Mother's Day traditions

With Mothers’ Day fast approaching on 31st March, we’ve been finding out about how people celebrate their Mums around the world.

 

The beginning of a tradition

The tradition itself began in the 16th century when children were given the day off to go to their “Mother Church” and honour the Virgin Mary.

 

Britain now

In modern day Britain, we celebrate mothers and the sacrifices they make for their children with gifts such as flowers, cards and chocolates. Some opt to spend the day with Mum on outings like cupcake decorating, flower arranging or an Eastwood Park staple – afternoon tea!

 

Down under

In Australia they celebrate the day by buying Chrysanthemums, playing on a word we all use - Mum.

 

All tied up

Meanwhile in Serbia they take a rather different approach to Mother’s Day celebrations, tying up their Mum with ribbons until she gives the children treats and small gifts!

 

Bonne fête des mères

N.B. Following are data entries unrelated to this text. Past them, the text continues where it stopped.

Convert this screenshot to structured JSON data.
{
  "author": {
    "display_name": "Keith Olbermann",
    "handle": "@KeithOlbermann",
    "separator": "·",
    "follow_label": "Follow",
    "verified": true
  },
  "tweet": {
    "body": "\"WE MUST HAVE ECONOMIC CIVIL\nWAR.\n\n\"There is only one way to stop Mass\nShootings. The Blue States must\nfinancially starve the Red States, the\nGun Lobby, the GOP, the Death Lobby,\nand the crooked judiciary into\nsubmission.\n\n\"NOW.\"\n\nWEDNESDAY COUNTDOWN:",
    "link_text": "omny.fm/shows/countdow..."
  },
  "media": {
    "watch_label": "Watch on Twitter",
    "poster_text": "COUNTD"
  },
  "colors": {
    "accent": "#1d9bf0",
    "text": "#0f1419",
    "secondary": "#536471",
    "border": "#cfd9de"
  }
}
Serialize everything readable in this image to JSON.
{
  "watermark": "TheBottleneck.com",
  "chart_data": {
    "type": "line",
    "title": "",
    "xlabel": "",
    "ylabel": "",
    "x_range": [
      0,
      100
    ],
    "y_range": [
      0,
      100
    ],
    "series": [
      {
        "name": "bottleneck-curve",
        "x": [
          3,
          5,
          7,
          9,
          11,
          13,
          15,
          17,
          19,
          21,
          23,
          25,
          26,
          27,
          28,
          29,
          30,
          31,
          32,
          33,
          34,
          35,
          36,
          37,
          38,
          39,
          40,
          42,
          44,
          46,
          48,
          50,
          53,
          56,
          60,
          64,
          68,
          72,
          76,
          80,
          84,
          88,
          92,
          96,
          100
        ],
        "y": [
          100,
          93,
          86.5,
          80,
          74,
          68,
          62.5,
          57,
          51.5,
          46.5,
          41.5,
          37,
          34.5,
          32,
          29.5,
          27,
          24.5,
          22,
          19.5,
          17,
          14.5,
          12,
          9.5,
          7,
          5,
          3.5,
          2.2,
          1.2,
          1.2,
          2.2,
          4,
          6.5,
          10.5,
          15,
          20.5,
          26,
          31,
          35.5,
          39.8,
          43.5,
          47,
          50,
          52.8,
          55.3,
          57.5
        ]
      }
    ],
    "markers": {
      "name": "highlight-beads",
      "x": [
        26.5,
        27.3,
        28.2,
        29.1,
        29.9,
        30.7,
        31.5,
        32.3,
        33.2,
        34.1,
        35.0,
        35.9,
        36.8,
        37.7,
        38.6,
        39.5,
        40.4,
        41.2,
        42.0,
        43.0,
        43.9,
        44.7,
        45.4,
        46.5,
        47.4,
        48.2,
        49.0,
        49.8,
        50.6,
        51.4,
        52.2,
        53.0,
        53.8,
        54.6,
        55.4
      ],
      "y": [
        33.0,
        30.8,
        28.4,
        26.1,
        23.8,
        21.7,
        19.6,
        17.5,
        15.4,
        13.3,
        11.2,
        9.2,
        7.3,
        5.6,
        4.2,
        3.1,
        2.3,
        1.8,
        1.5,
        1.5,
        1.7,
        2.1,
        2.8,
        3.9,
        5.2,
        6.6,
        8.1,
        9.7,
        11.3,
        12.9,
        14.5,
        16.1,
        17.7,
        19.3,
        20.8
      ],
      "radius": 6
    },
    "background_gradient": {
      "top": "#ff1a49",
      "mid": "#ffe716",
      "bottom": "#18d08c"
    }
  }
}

In France, the tradition of Fete de Meres was declared by Napoleon, who wanted to reward mothers of large families. Today, children will still help out with chores for their Mum, bring gifts and end the relaxing day with a big celebratory meal.

 

No matter where (or when!) in the world Mother’s Day is taking place, Mums do so much for us and we think that they really do deserve to be celebrated. To all the Mums out there: Thank you - and Happy Mother’s Day!

Spoil Mum with a tasty carvery or afternoon tea at Eastwood Park and go for a walk around the grounds in the Spring sunshine! Find out more here